Insurers have released a new proposal for strengthening financial reporting requirements for mutual insurers and other insurers that are not publicly traded.[@@]
State insurance regulators have been reviewing the proposal here at an interim meeting of the National Association of Insurance Commissioners, Kansas City, Mo.
The new proposal, drafted mainly by property-casualty insurers, follows a proposal released by the American Council of Life Insurers, Washington. The ACLI proposal includes a provision that would let insurers file groupwide reports rather than separate reports for each legal entity under a group’s corporate umbrella. The ACLI proposal also would take a flexible, “risk-based” approach to guide financial testing and documentation.
The new p-c insurer proposal appears to have the support of the National Association of Mutual Insurance Companies, Indianapolis, a group that has argued that some earlier NAIC proposals for updating financial reporting standards would lead to big increases in administrative costs.
All of the financial reporting proposals represent efforts to incorporate the spirit of the Sarbanes-Oxley Act of 2002, a financial and internal controls reporting law for publicly traded companies, into insurance reporting standards.
Douglas Stolte, a deputy insurance commissioner from Virginia, and Steve Johnson, a deputy commissioner from Pennsylvania, are welcoming insurers’ work on the financial reporting issue.

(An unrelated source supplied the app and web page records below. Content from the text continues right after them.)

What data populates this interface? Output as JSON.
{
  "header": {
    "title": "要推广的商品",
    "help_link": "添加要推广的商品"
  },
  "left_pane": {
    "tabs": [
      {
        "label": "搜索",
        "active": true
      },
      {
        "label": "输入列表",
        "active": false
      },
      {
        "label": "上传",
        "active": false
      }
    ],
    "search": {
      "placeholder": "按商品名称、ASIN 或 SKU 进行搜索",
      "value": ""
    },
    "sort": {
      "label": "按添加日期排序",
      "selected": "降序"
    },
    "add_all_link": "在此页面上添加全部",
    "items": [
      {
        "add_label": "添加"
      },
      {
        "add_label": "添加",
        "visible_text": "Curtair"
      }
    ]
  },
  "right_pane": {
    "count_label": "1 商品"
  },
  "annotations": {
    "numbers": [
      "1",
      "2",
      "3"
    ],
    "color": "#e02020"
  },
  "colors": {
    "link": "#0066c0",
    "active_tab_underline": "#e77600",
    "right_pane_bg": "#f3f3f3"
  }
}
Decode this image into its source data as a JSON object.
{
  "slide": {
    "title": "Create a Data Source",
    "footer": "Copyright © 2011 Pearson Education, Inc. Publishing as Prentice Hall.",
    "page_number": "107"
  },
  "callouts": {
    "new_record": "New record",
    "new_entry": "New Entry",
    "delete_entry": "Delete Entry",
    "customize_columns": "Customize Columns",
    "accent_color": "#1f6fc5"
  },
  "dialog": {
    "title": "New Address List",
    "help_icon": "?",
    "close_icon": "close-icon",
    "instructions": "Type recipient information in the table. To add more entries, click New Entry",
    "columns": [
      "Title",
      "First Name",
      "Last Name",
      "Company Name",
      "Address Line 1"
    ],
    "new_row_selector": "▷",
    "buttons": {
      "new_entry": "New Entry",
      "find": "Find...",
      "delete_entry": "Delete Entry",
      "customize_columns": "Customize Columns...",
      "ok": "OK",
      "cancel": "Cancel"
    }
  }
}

The latest proposal appears to be a break from the insurance industry’s past attempts to kill efforts to add elements from SOX to the NAIC’s Model Audit Rule, Stolte and Johnson say.
The NAIC has been working on a Model Audit Rule update for 2 years. If a consensus can be reached, an update measure could advance to the NAIC/American Institute of Certified Public Accountants working group by the end of the year, Johnson says.
Here are some other views about financial reporting requirements that emerged at the interim meeting:
- The current NAIC draft would exempt insurers with less than $25 million in annual premium revenue from the new reporting arguments. The insurers’ new proposal would increase the limit to $500 million. Johnson says he would like to see a limit of $200 million to $300 million.
- Johnson says the NAIC could set a uniform effective date through use of NAIC accreditation standards.
- Insurers are pushing for requirements that they report only “material weaknesses” in internal controls, not merely “significant deficiencies.” Otherwise, if regulators keep the broader reporting requirement, publicly traded companies may have to file Form 8-K news notices with the U.S. Securities and Exchange Commission every time they notify regulators about potential deficiencies, according Nationwide Mutual Insurance Company, Columbus, Ohio.